Exactly as they appear, write the lines from the one containing "Output a JSON" to the final line of the entries, leaving pictures out.

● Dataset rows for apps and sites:
————————

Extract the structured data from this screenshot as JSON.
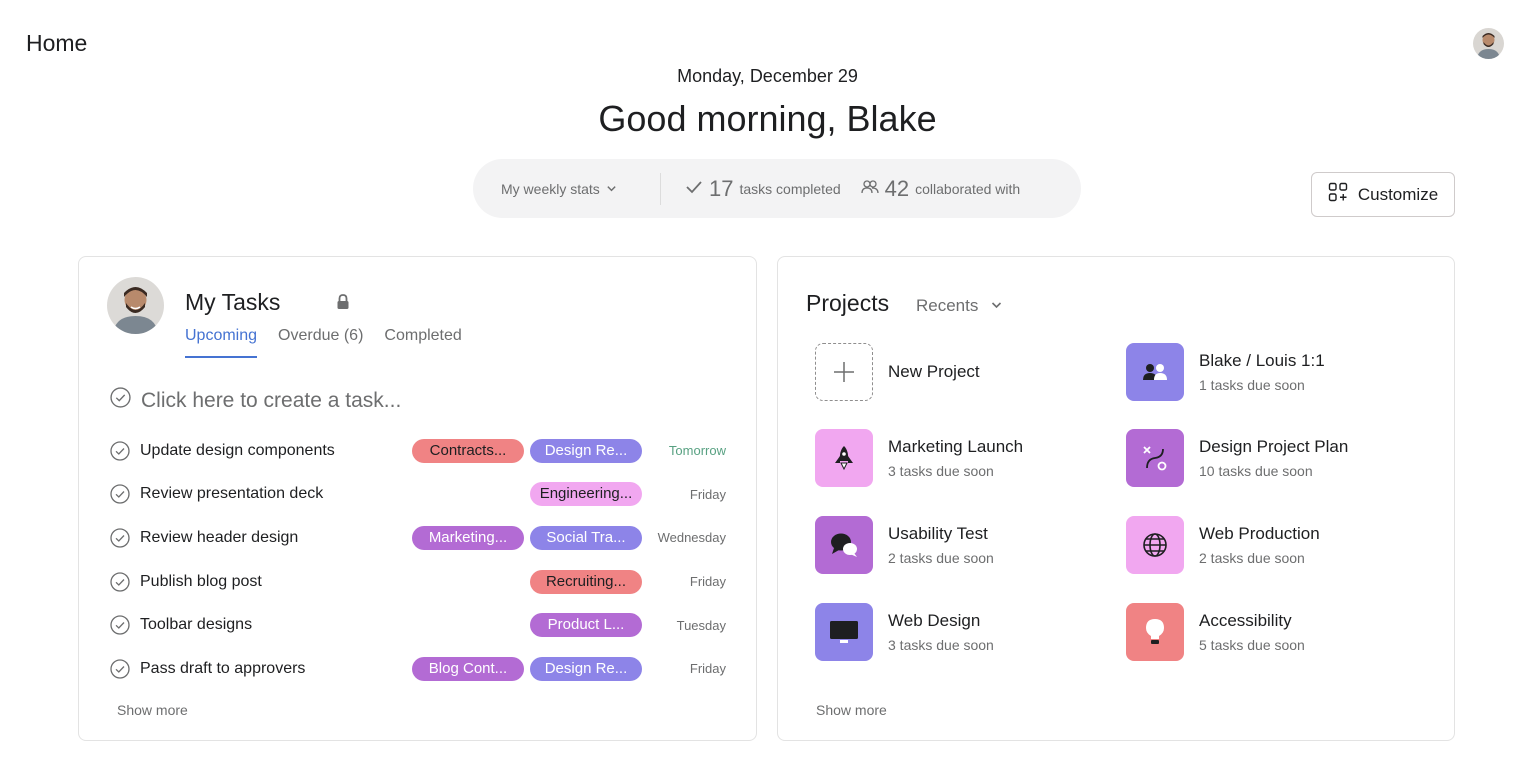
{
  "header": {
    "title": "Home"
  },
  "welcome": {
    "date": "Monday, December 29",
    "greeting": "Good morning, Blake"
  },
  "stats": {
    "dropdown_label": "My weekly stats",
    "tasks_completed_count": "17",
    "tasks_completed_label": "tasks completed",
    "collaborated_count": "42",
    "collaborated_label": "collaborated with"
  },
  "customize_label": "Customize",
  "my_tasks": {
    "title": "My Tasks",
    "tabs": [
      "Upcoming",
      "Overdue (6)",
      "Completed"
    ],
    "active_tab": "Upcoming",
    "create_placeholder": "Click here to create a task...",
    "tasks": [
      {
        "name": "Update design components",
        "tags": [
          {
            "label": "Contracts...",
            "color": "#f08384"
          },
          {
            "label": "Design Re...",
            "color": "#8d84e8"
          }
        ],
        "due": "Tomorrow"
      },
      {
        "name": "Review presentation deck",
        "tags": [
          {
            "label": "Engineering...",
            "color": "#f1a7f0"
          }
        ],
        "due": "Friday"
      },
      {
        "name": "Review header design",
        "tags": [
          {
            "label": "Marketing...",
            "color": "#b36bd4"
          },
          {
            "label": "Social Tra...",
            "color": "#8d84e8"
          }
        ],
        "due": "Wednesday"
      },
      {
        "name": "Publish blog post",
        "tags": [
          {
            "label": "Recruiting...",
            "color": "#f08384"
          }
        ],
        "due": "Friday"
      },
      {
        "name": "Toolbar designs",
        "tags": [
          {
            "label": "Product L...",
            "color": "#b36bd4"
          }
        ],
        "due": "Tuesday"
      },
      {
        "name": "Pass draft to approvers",
        "tags": [
          {
            "label": "Blog Cont...",
            "color": "#b36bd4"
          },
          {
            "label": "Design Re...",
            "color": "#8d84e8"
          }
        ],
        "due": "Friday"
      }
    ],
    "show_more": "Show more"
  },
  "projects": {
    "title": "Projects",
    "filter": "Recents",
    "items": [
      {
        "name": "New Project",
        "subtitle": "",
        "icon": "plus-icon",
        "color": "#ffffff"
      },
      {
        "name": "Blake / Louis 1:1",
        "subtitle": "1 tasks due soon",
        "icon": "people-icon",
        "color": "#8d84e8"
      },
      {
        "name": "Marketing Launch",
        "subtitle": "3 tasks due soon",
        "icon": "rocket-icon",
        "color": "#f1a7f0"
      },
      {
        "name": "Design Project Plan",
        "subtitle": "10 tasks due soon",
        "icon": "route-icon",
        "color": "#b36bd4"
      },
      {
        "name": "Usability Test",
        "subtitle": "2 tasks due soon",
        "icon": "chat-bubbles-icon",
        "color": "#b36bd4"
      },
      {
        "name": "Web Production",
        "subtitle": "2 tasks due soon",
        "icon": "globe-icon",
        "color": "#f1a7f0"
      },
      {
        "name": "Web Design",
        "subtitle": "3 tasks due soon",
        "icon": "monitor-icon",
        "color": "#8d84e8"
      },
      {
        "name": "Accessibility",
        "subtitle": "5 tasks due soon",
        "icon": "lightbulb-icon",
        "color": "#f08384"
      }
    ],
    "show_more": "Show more"
  }
}
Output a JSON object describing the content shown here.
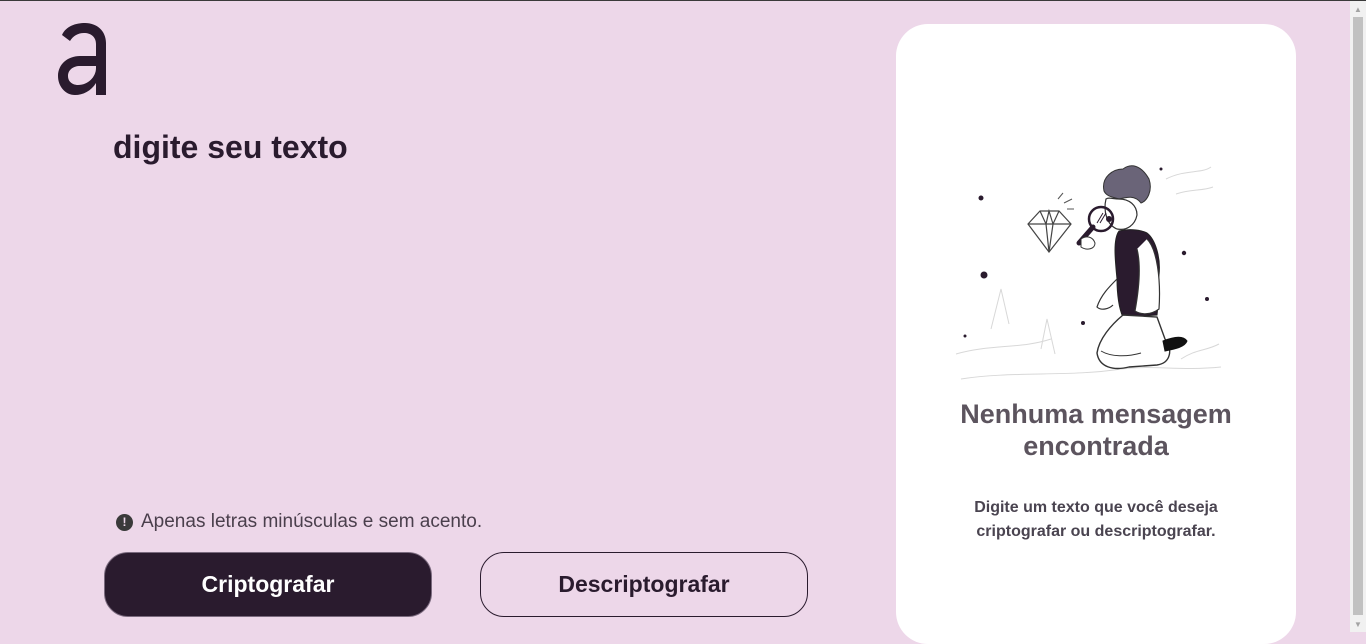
{
  "brand": {
    "logo_icon": "alura-a-logo-icon"
  },
  "editor": {
    "placeholder": "digite seu texto",
    "value": ""
  },
  "warning": {
    "icon": "exclamation-circle-icon",
    "text": "Apenas letras minúsculas e sem acento."
  },
  "actions": {
    "encrypt_label": "Criptografar",
    "decrypt_label": "Descriptografar"
  },
  "output": {
    "illustration": "person-with-magnifying-glass-illustration",
    "title": "Nenhuma mensagem encontrada",
    "description": "Digite um texto que você deseja criptografar ou descriptografar."
  },
  "colors": {
    "background": "#EDD7E9",
    "primary": "#2A1B2E",
    "panel": "#FFFFFF"
  }
}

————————

● Written answer:
Output a JSON object describing the content shown here.
{
  "brand": {
    "logo_icon": "alura-a-logo-icon"
  },
  "editor": {
    "placeholder": "digite seu texto",
    "value": ""
  },
  "warning": {
    "icon": "exclamation-circle-icon",
    "text": "Apenas letras minúsculas e sem acento."
  },
  "actions": {
    "encrypt_label": "Criptografar",
    "decrypt_label": "Descriptografar"
  },
  "output": {
    "illustration": "person-with-magnifying-glass-illustration",
    "title": "Nenhuma mensagem encontrada",
    "description": "Digite um texto que você deseja criptografar ou descriptografar."
  },
  "colors": {
    "background": "#EDD7E9",
    "primary": "#2A1B2E",
    "panel": "#FFFFFF"
  }
}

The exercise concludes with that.